## Recorded data

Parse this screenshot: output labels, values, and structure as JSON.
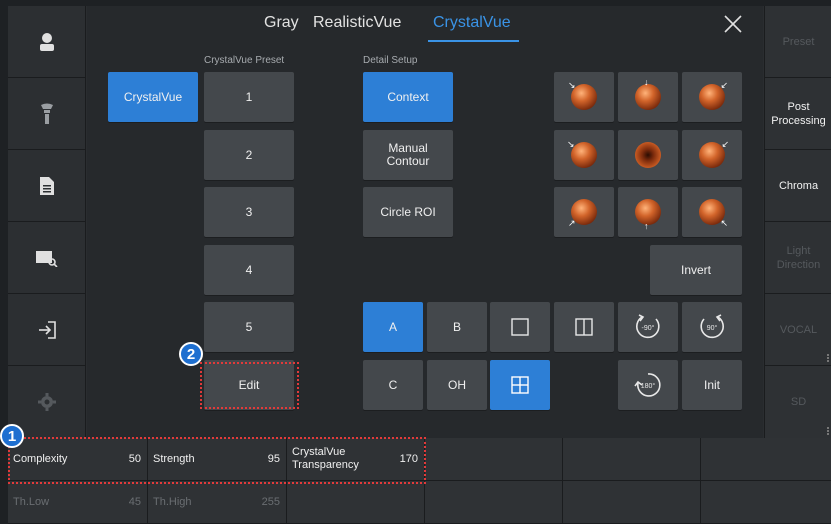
{
  "tabs": [
    {
      "label": "Gray",
      "active": false
    },
    {
      "label": "RealisticVue",
      "active": false
    },
    {
      "label": "CrystalVue",
      "active": true
    }
  ],
  "sections": {
    "preset_label": "CrystalVue Preset",
    "detail_label": "Detail Setup"
  },
  "mode_button": "CrystalVue",
  "presets": [
    "1",
    "2",
    "3",
    "4",
    "5"
  ],
  "edit_button": "Edit",
  "detail": {
    "context": "Context",
    "manual_contour": "Manual\nContour",
    "circle_roi": "Circle ROI",
    "invert": "Invert",
    "init": "Init"
  },
  "views": {
    "a": "A",
    "b": "B",
    "c": "C",
    "oh": "OH",
    "rot_left": "-90°",
    "rot_right": "90°",
    "rot_180": "180°"
  },
  "right_sidebar": [
    {
      "label": "Preset",
      "enabled": false
    },
    {
      "label": "Post\nProcessing",
      "enabled": true
    },
    {
      "label": "Chroma",
      "enabled": true
    },
    {
      "label": "Light\nDirection",
      "enabled": false
    },
    {
      "label": "VOCAL",
      "enabled": false
    },
    {
      "label": "SD",
      "enabled": false
    }
  ],
  "left_sidebar_icons": [
    "patient-icon",
    "probe-icon",
    "report-icon",
    "review-icon",
    "exit-icon",
    "settings-icon"
  ],
  "params": [
    {
      "name": "Complexity",
      "value": "50",
      "enabled": true
    },
    {
      "name": "Strength",
      "value": "95",
      "enabled": true
    },
    {
      "name": "CrystalVue\nTransparency",
      "value": "170",
      "enabled": true
    },
    {
      "name": "Th.Low",
      "value": "45",
      "enabled": false
    },
    {
      "name": "Th.High",
      "value": "255",
      "enabled": false
    }
  ],
  "badges": [
    "1",
    "2"
  ],
  "colors": {
    "accent": "#2d7fd6",
    "highlight": "#e23a3a"
  }
}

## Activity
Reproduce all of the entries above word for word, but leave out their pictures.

## Written solution
Parse this screenshot: output labels, values, and structure as JSON.
{
  "tabs": [
    {
      "label": "Gray",
      "active": false
    },
    {
      "label": "RealisticVue",
      "active": false
    },
    {
      "label": "CrystalVue",
      "active": true
    }
  ],
  "sections": {
    "preset_label": "CrystalVue Preset",
    "detail_label": "Detail Setup"
  },
  "mode_button": "CrystalVue",
  "presets": [
    "1",
    "2",
    "3",
    "4",
    "5"
  ],
  "edit_button": "Edit",
  "detail": {
    "context": "Context",
    "manual_contour": "Manual\nContour",
    "circle_roi": "Circle ROI",
    "invert": "Invert",
    "init": "Init"
  },
  "views": {
    "a": "A",
    "b": "B",
    "c": "C",
    "oh": "OH",
    "rot_left": "-90°",
    "rot_right": "90°",
    "rot_180": "180°"
  },
  "right_sidebar": [
    {
      "label": "Preset",
      "enabled": false
    },
    {
      "label": "Post\nProcessing",
      "enabled": true
    },
    {
      "label": "Chroma",
      "enabled": true
    },
    {
      "label": "Light\nDirection",
      "enabled": false
    },
    {
      "label": "VOCAL",
      "enabled": false
    },
    {
      "label": "SD",
      "enabled": false
    }
  ],
  "left_sidebar_icons": [
    "patient-icon",
    "probe-icon",
    "report-icon",
    "review-icon",
    "exit-icon",
    "settings-icon"
  ],
  "params": [
    {
      "name": "Complexity",
      "value": "50",
      "enabled": true
    },
    {
      "name": "Strength",
      "value": "95",
      "enabled": true
    },
    {
      "name": "CrystalVue\nTransparency",
      "value": "170",
      "enabled": true
    },
    {
      "name": "Th.Low",
      "value": "45",
      "enabled": false
    },
    {
      "name": "Th.High",
      "value": "255",
      "enabled": false
    }
  ],
  "badges": [
    "1",
    "2"
  ],
  "colors": {
    "accent": "#2d7fd6",
    "highlight": "#e23a3a"
  }
}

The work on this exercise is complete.